* _Exercise brief_
Below are records that must be duplicated exactly.

* _Source information_
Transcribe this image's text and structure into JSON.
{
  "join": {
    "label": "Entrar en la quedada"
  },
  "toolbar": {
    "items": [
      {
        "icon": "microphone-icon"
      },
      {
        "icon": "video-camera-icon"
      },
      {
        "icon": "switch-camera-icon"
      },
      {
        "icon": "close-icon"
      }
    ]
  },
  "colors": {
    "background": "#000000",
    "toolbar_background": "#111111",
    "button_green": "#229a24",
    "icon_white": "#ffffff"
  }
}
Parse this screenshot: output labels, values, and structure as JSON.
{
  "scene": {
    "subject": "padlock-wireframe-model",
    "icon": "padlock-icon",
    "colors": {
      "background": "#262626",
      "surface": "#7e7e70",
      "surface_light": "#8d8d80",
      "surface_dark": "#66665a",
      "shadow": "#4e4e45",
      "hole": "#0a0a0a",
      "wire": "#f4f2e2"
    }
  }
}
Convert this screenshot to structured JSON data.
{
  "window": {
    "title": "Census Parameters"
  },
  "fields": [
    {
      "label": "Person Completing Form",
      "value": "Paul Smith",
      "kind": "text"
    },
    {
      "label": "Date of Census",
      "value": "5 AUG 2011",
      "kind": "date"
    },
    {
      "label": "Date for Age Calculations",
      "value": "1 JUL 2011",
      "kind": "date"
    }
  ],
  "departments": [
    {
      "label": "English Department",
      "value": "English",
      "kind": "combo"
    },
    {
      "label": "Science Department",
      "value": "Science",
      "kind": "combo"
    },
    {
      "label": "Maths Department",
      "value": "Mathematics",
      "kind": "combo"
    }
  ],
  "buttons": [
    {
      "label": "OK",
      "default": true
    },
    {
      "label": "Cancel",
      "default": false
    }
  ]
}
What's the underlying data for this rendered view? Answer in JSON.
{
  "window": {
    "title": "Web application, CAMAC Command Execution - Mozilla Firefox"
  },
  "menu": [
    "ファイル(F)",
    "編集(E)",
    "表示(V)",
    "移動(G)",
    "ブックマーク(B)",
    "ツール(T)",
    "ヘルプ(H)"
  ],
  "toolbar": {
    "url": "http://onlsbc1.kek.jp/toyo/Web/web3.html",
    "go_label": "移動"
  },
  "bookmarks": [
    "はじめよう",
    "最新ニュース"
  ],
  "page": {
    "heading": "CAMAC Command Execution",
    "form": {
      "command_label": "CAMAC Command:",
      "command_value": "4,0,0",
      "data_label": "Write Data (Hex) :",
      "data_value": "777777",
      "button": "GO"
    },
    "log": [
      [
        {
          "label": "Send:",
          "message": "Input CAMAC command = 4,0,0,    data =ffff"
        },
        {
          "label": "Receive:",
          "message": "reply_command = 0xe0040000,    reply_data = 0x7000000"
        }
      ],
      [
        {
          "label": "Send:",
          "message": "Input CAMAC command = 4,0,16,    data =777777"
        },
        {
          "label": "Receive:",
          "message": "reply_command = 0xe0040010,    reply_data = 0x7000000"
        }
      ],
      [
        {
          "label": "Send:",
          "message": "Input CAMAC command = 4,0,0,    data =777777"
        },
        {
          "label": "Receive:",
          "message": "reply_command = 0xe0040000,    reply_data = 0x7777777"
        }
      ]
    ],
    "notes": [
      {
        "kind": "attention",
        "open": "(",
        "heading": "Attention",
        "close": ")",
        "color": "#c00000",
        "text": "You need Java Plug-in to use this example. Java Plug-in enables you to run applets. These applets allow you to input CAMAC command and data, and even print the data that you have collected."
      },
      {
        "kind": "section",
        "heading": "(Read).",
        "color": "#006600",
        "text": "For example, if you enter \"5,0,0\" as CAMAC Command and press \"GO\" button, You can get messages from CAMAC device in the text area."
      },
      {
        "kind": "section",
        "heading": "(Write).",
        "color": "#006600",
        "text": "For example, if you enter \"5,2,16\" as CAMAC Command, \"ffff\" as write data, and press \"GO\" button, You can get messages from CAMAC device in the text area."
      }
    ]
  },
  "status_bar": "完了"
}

* _Solution to this exercise_
Transcribe this image's text and structure into JSON.
{
  "join": {
    "label": "Entrar en la quedada"
  },
  "toolbar": {
    "items": [
      {
        "icon": "microphone-icon"
      },
      {
        "icon": "video-camera-icon"
      },
      {
        "icon": "switch-camera-icon"
      },
      {
        "icon": "close-icon"
      }
    ]
  },
  "colors": {
    "background": "#000000",
    "toolbar_background": "#111111",
    "button_green": "#229a24",
    "icon_white": "#ffffff"
  }
}
Parse this screenshot: output labels, values, and structure as JSON.
{
  "scene": {
    "subject": "padlock-wireframe-model",
    "icon": "padlock-icon",
    "colors": {
      "background": "#262626",
      "surface": "#7e7e70",
      "surface_light": "#8d8d80",
      "surface_dark": "#66665a",
      "shadow": "#4e4e45",
      "hole": "#0a0a0a",
      "wire": "#f4f2e2"
    }
  }
}
Convert this screenshot to structured JSON data.
{
  "window": {
    "title": "Census Parameters"
  },
  "fields": [
    {
      "label": "Person Completing Form",
      "value": "Paul Smith",
      "kind": "text"
    },
    {
      "label": "Date of Census",
      "value": "5 AUG 2011",
      "kind": "date"
    },
    {
      "label": "Date for Age Calculations",
      "value": "1 JUL 2011",
      "kind": "date"
    }
  ],
  "departments": [
    {
      "label": "English Department",
      "value": "English",
      "kind": "combo"
    },
    {
      "label": "Science Department",
      "value": "Science",
      "kind": "combo"
    },
    {
      "label": "Maths Department",
      "value": "Mathematics",
      "kind": "combo"
    }
  ],
  "buttons": [
    {
      "label": "OK",
      "default": true
    },
    {
      "label": "Cancel",
      "default": false
    }
  ]
}
What's the underlying data for this rendered view? Answer in JSON.
{
  "window": {
    "title": "Web application, CAMAC Command Execution - Mozilla Firefox"
  },
  "menu": [
    "ファイル(F)",
    "編集(E)",
    "表示(V)",
    "移動(G)",
    "ブックマーク(B)",
    "ツール(T)",
    "ヘルプ(H)"
  ],
  "toolbar": {
    "url": "http://onlsbc1.kek.jp/toyo/Web/web3.html",
    "go_label": "移動"
  },
  "bookmarks": [
    "はじめよう",
    "最新ニュース"
  ],
  "page": {
    "heading": "CAMAC Command Execution",
    "form": {
      "command_label": "CAMAC Command:",
      "command_value": "4,0,0",
      "data_label": "Write Data (Hex) :",
      "data_value": "777777",
      "button": "GO"
    },
    "log": [
      [
        {
          "label": "Send:",
          "message": "Input CAMAC command = 4,0,0,    data =ffff"
        },
        {
          "label": "Receive:",
          "message": "reply_command = 0xe0040000,    reply_data = 0x7000000"
        }
      ],
      [
        {
          "label": "Send:",
          "message": "Input CAMAC command = 4,0,16,    data =777777"
        },
        {
          "label": "Receive:",
          "message": "reply_command = 0xe0040010,    reply_data = 0x7000000"
        }
      ],
      [
        {
          "label": "Send:",
          "message": "Input CAMAC command = 4,0,0,    data =777777"
        },
        {
          "label": "Receive:",
          "message": "reply_command = 0xe0040000,    reply_data = 0x7777777"
        }
      ]
    ],
    "notes": [
      {
        "kind": "attention",
        "open": "(",
        "heading": "Attention",
        "close": ")",
        "color": "#c00000",
        "text": "You need Java Plug-in to use this example. Java Plug-in enables you to run applets. These applets allow you to input CAMAC command and data, and even print the data that you have collected."
      },
      {
        "kind": "section",
        "heading": "(Read).",
        "color": "#006600",
        "text": "For example, if you enter \"5,0,0\" as CAMAC Command and press \"GO\" button, You can get messages from CAMAC device in the text area."
      },
      {
        "kind": "section",
        "heading": "(Write).",
        "color": "#006600",
        "text": "For example, if you enter \"5,2,16\" as CAMAC Command, \"ffff\" as write data, and press \"GO\" button, You can get messages from CAMAC device in the text area."
      }
    ]
  },
  "status_bar": "完了"
}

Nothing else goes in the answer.